**WHAT YOU HAVE TO DO:** Retyping each entry exactly is the whole task.

**ENTRIES PROVIDED:**
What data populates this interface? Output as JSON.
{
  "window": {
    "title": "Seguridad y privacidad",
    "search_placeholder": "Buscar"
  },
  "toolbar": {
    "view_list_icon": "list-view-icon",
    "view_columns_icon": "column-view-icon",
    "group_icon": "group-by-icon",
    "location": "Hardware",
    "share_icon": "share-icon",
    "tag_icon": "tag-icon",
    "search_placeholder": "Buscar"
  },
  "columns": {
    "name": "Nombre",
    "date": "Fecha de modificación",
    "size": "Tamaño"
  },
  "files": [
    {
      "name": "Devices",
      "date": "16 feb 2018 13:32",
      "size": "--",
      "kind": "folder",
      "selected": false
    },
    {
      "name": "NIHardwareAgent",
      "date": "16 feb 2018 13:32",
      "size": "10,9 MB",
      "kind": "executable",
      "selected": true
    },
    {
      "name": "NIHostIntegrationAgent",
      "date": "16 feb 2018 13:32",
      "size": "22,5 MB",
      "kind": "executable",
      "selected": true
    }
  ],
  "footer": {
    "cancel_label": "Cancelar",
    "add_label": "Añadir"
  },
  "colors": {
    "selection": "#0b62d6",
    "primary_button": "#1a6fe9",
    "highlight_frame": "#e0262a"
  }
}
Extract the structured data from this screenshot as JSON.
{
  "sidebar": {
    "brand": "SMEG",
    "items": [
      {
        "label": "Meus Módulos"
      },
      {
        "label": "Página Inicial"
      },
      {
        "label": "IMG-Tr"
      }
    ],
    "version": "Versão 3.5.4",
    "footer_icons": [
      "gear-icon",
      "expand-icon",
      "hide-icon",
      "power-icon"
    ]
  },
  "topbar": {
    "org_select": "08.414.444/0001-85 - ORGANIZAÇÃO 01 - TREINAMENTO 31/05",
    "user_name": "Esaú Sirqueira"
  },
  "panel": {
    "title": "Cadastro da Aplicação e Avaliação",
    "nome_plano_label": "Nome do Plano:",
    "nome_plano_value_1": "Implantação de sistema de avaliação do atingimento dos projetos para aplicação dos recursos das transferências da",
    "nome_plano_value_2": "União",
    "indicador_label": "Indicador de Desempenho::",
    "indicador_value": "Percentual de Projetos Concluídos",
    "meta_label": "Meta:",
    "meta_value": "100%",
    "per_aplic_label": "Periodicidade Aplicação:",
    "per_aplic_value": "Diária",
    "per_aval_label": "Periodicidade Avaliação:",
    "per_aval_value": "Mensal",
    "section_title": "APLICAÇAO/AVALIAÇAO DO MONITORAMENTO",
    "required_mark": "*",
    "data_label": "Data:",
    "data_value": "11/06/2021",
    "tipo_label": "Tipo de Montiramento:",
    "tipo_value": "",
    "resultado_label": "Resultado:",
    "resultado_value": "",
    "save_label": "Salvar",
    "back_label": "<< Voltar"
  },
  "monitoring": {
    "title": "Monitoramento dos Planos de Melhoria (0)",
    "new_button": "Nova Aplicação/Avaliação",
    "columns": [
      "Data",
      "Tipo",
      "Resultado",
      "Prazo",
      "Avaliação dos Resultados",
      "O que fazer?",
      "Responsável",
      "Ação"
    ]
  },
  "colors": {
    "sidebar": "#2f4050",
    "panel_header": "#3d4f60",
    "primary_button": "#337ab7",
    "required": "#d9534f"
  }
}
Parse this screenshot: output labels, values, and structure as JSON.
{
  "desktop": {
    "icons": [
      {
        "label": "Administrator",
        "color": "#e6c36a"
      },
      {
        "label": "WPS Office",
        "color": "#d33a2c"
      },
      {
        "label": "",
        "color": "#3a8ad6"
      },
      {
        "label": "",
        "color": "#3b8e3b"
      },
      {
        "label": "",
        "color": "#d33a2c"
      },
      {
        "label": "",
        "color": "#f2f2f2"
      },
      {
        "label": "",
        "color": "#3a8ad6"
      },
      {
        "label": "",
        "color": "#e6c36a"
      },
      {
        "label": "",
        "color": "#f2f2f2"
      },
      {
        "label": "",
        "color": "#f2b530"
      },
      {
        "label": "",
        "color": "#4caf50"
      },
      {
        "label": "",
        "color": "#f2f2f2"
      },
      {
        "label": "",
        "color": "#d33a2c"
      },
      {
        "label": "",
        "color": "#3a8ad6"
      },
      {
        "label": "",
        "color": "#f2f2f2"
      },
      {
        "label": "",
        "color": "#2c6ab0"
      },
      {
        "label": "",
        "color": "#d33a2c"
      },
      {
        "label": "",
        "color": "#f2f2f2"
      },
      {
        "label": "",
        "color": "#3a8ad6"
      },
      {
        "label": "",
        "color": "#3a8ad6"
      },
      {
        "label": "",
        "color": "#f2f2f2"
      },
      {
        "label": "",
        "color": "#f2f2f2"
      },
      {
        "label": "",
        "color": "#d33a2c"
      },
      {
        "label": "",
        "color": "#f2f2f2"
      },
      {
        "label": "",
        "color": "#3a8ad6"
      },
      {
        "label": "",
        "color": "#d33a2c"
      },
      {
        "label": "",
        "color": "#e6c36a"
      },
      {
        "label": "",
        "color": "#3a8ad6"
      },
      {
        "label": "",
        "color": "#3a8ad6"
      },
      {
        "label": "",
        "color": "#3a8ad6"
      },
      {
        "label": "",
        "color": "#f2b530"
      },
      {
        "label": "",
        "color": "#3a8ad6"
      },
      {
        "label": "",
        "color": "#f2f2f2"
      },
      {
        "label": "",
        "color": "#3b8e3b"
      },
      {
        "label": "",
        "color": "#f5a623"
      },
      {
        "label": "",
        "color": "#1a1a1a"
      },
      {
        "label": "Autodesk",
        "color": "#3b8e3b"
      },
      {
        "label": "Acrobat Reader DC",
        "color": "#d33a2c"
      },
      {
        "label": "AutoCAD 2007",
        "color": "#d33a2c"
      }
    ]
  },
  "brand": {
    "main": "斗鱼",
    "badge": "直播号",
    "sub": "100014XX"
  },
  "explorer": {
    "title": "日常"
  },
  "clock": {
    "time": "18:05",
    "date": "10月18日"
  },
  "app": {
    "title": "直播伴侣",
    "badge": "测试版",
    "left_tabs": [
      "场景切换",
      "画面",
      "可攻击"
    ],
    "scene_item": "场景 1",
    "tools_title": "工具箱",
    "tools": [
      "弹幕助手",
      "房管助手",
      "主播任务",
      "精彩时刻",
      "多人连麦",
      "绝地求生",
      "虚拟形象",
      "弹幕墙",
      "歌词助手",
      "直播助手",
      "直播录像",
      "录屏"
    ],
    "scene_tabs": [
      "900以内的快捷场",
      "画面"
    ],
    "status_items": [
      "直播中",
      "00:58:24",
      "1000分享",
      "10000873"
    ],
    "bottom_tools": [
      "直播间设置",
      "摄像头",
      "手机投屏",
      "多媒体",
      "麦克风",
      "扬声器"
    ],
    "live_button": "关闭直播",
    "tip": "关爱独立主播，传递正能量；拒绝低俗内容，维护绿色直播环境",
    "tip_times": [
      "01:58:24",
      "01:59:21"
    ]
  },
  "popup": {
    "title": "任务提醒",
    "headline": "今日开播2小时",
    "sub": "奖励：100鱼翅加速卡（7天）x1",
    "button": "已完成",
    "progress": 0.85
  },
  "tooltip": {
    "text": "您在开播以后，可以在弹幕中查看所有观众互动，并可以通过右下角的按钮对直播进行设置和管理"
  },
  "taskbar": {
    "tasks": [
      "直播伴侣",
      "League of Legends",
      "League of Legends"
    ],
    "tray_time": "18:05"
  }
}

**SOLUTION FOR THIS TASK:**
What data populates this interface? Output as JSON.
{
  "window": {
    "title": "Seguridad y privacidad",
    "search_placeholder": "Buscar"
  },
  "toolbar": {
    "view_list_icon": "list-view-icon",
    "view_columns_icon": "column-view-icon",
    "group_icon": "group-by-icon",
    "location": "Hardware",
    "share_icon": "share-icon",
    "tag_icon": "tag-icon",
    "search_placeholder": "Buscar"
  },
  "columns": {
    "name": "Nombre",
    "date": "Fecha de modificación",
    "size": "Tamaño"
  },
  "files": [
    {
      "name": "Devices",
      "date": "16 feb 2018 13:32",
      "size": "--",
      "kind": "folder",
      "selected": false
    },
    {
      "name": "NIHardwareAgent",
      "date": "16 feb 2018 13:32",
      "size": "10,9 MB",
      "kind": "executable",
      "selected": true
    },
    {
      "name": "NIHostIntegrationAgent",
      "date": "16 feb 2018 13:32",
      "size": "22,5 MB",
      "kind": "executable",
      "selected": true
    }
  ],
  "footer": {
    "cancel_label": "Cancelar",
    "add_label": "Añadir"
  },
  "colors": {
    "selection": "#0b62d6",
    "primary_button": "#1a6fe9",
    "highlight_frame": "#e0262a"
  }
}
Extract the structured data from this screenshot as JSON.
{
  "sidebar": {
    "brand": "SMEG",
    "items": [
      {
        "label": "Meus Módulos"
      },
      {
        "label": "Página Inicial"
      },
      {
        "label": "IMG-Tr"
      }
    ],
    "version": "Versão 3.5.4",
    "footer_icons": [
      "gear-icon",
      "expand-icon",
      "hide-icon",
      "power-icon"
    ]
  },
  "topbar": {
    "org_select": "08.414.444/0001-85 - ORGANIZAÇÃO 01 - TREINAMENTO 31/05",
    "user_name": "Esaú Sirqueira"
  },
  "panel": {
    "title": "Cadastro da Aplicação e Avaliação",
    "nome_plano_label": "Nome do Plano:",
    "nome_plano_value_1": "Implantação de sistema de avaliação do atingimento dos projetos para aplicação dos recursos das transferências da",
    "nome_plano_value_2": "União",
    "indicador_label": "Indicador de Desempenho::",
    "indicador_value": "Percentual de Projetos Concluídos",
    "meta_label": "Meta:",
    "meta_value": "100%",
    "per_aplic_label": "Periodicidade Aplicação:",
    "per_aplic_value": "Diária",
    "per_aval_label": "Periodicidade Avaliação:",
    "per_aval_value": "Mensal",
    "section_title": "APLICAÇAO/AVALIAÇAO DO MONITORAMENTO",
    "required_mark": "*",
    "data_label": "Data:",
    "data_value": "11/06/2021",
    "tipo_label": "Tipo de Montiramento:",
    "tipo_value": "",
    "resultado_label": "Resultado:",
    "resultado_value": "",
    "save_label": "Salvar",
    "back_label": "<< Voltar"
  },
  "monitoring": {
    "title": "Monitoramento dos Planos de Melhoria (0)",
    "new_button": "Nova Aplicação/Avaliação",
    "columns": [
      "Data",
      "Tipo",
      "Resultado",
      "Prazo",
      "Avaliação dos Resultados",
      "O que fazer?",
      "Responsável",
      "Ação"
    ]
  },
  "colors": {
    "sidebar": "#2f4050",
    "panel_header": "#3d4f60",
    "primary_button": "#337ab7",
    "required": "#d9534f"
  }
}
Parse this screenshot: output labels, values, and structure as JSON.
{
  "desktop": {
    "icons": [
      {
        "label": "Administrator",
        "color": "#e6c36a"
      },
      {
        "label": "WPS Office",
        "color": "#d33a2c"
      },
      {
        "label": "",
        "color": "#3a8ad6"
      },
      {
        "label": "",
        "color": "#3b8e3b"
      },
      {
        "label": "",
        "color": "#d33a2c"
      },
      {
        "label": "",
        "color": "#f2f2f2"
      },
      {
        "label": "",
        "color": "#3a8ad6"
      },
      {
        "label": "",
        "color": "#e6c36a"
      },
      {
        "label": "",
        "color": "#f2f2f2"
      },
      {
        "label": "",
        "color": "#f2b530"
      },
      {
        "label": "",
        "color": "#4caf50"
      },
      {
        "label": "",
        "color": "#f2f2f2"
      },
      {
        "label": "",
        "color": "#d33a2c"
      },
      {
        "label": "",
        "color": "#3a8ad6"
      },
      {
        "label": "",
        "color": "#f2f2f2"
      },
      {
        "label": "",
        "color": "#2c6ab0"
      },
      {
        "label": "",
        "color": "#d33a2c"
      },
      {
        "label": "",
        "color": "#f2f2f2"
      },
      {
        "label": "",
        "color": "#3a8ad6"
      },
      {
        "label": "",
        "color": "#3a8ad6"
      },
      {
        "label": "",
        "color": "#f2f2f2"
      },
      {
        "label": "",
        "color": "#f2f2f2"
      },
      {
        "label": "",
        "color": "#d33a2c"
      },
      {
        "label": "",
        "color": "#f2f2f2"
      },
      {
        "label": "",
        "color": "#3a8ad6"
      },
      {
        "label": "",
        "color": "#d33a2c"
      },
      {
        "label": "",
        "color": "#e6c36a"
      },
      {
        "label": "",
        "color": "#3a8ad6"
      },
      {
        "label": "",
        "color": "#3a8ad6"
      },
      {
        "label": "",
        "color": "#3a8ad6"
      },
      {
        "label": "",
        "color": "#f2b530"
      },
      {
        "label": "",
        "color": "#3a8ad6"
      },
      {
        "label": "",
        "color": "#f2f2f2"
      },
      {
        "label": "",
        "color": "#3b8e3b"
      },
      {
        "label": "",
        "color": "#f5a623"
      },
      {
        "label": "",
        "color": "#1a1a1a"
      },
      {
        "label": "Autodesk",
        "color": "#3b8e3b"
      },
      {
        "label": "Acrobat Reader DC",
        "color": "#d33a2c"
      },
      {
        "label": "AutoCAD 2007",
        "color": "#d33a2c"
      }
    ]
  },
  "brand": {
    "main": "斗鱼",
    "badge": "直播号",
    "sub": "100014XX"
  },
  "explorer": {
    "title": "日常"
  },
  "clock": {
    "time": "18:05",
    "date": "10月18日"
  },
  "app": {
    "title": "直播伴侣",
    "badge": "测试版",
    "left_tabs": [
      "场景切换",
      "画面",
      "可攻击"
    ],
    "scene_item": "场景 1",
    "tools_title": "工具箱",
    "tools": [
      "弹幕助手",
      "房管助手",
      "主播任务",
      "精彩时刻",
      "多人连麦",
      "绝地求生",
      "虚拟形象",
      "弹幕墙",
      "歌词助手",
      "直播助手",
      "直播录像",
      "录屏"
    ],
    "scene_tabs": [
      "900以内的快捷场",
      "画面"
    ],
    "status_items": [
      "直播中",
      "00:58:24",
      "1000分享",
      "10000873"
    ],
    "bottom_tools": [
      "直播间设置",
      "摄像头",
      "手机投屏",
      "多媒体",
      "麦克风",
      "扬声器"
    ],
    "live_button": "关闭直播",
    "tip": "关爱独立主播，传递正能量；拒绝低俗内容，维护绿色直播环境",
    "tip_times": [
      "01:58:24",
      "01:59:21"
    ]
  },
  "popup": {
    "title": "任务提醒",
    "headline": "今日开播2小时",
    "sub": "奖励：100鱼翅加速卡（7天）x1",
    "button": "已完成",
    "progress": 0.85
  },
  "tooltip": {
    "text": "您在开播以后，可以在弹幕中查看所有观众互动，并可以通过右下角的按钮对直播进行设置和管理"
  },
  "taskbar": {
    "tasks": [
      "直播伴侣",
      "League of Legends",
      "League of Legends"
    ],
    "tray_time": "18:05"
  }
}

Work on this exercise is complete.